EXERCISE GOAL |
Some lines hold the string "icon". Copy all of them from the material that follows.

ENTRIES SHOWN |
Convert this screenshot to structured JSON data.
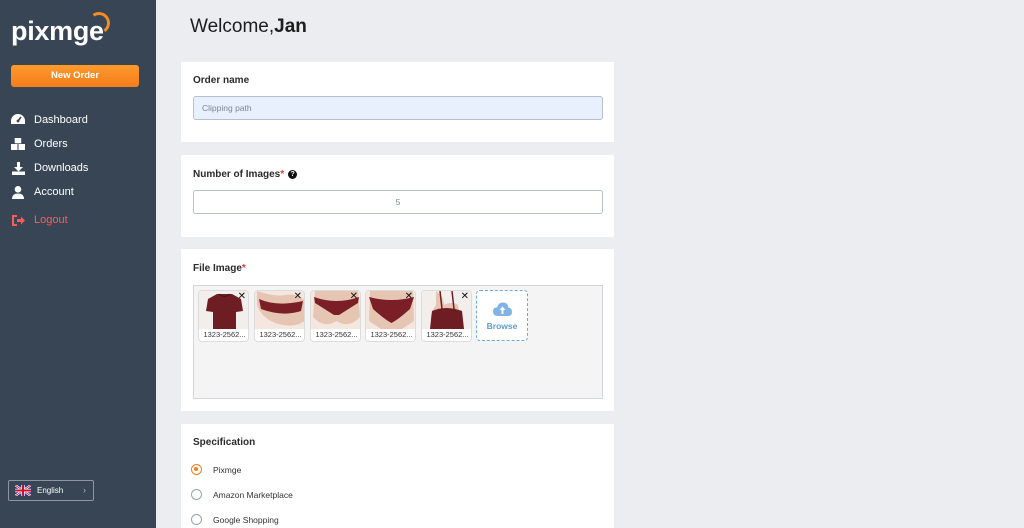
{
  "brand": {
    "logo_text": "pixmge",
    "accent": "#f47d1d"
  },
  "sidebar": {
    "new_order_label": "New Order",
    "items": [
      {
        "label": "Dashboard",
        "icon": "dashboard-icon"
      },
      {
        "label": "Orders",
        "icon": "boxes-icon"
      },
      {
        "label": "Downloads",
        "icon": "download-icon"
      },
      {
        "label": "Account",
        "icon": "user-icon"
      },
      {
        "label": "Logout",
        "icon": "logout-icon"
      }
    ],
    "language": {
      "label": "English",
      "icon": "uk-flag-icon"
    }
  },
  "header": {
    "welcome_prefix": "Welcome,",
    "user_name": "Jan"
  },
  "order_name": {
    "label": "Order name",
    "value": "Clipping path"
  },
  "images_count": {
    "label": "Number of Images",
    "required_mark": "*",
    "value": "5"
  },
  "file_image": {
    "label": "File Image",
    "required_mark": "*",
    "files": [
      {
        "name": "1323-2562..."
      },
      {
        "name": "1323-2562..."
      },
      {
        "name": "1323-2562..."
      },
      {
        "name": "1323-2562..."
      },
      {
        "name": "1323-2562..."
      }
    ],
    "browse_label": "Browse"
  },
  "specification": {
    "label": "Specification",
    "options": [
      {
        "label": "Pixmge",
        "selected": true
      },
      {
        "label": "Amazon Marketplace",
        "selected": false
      },
      {
        "label": "Google Shopping",
        "selected": false
      }
    ]
  }
}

WRITTEN RESPONSE |
        "icon": "dashboard-icon"
        "icon": "boxes-icon"
        "icon": "download-icon"
        "icon": "user-icon"
        "icon": "logout-icon"
      "icon": "uk-flag-icon"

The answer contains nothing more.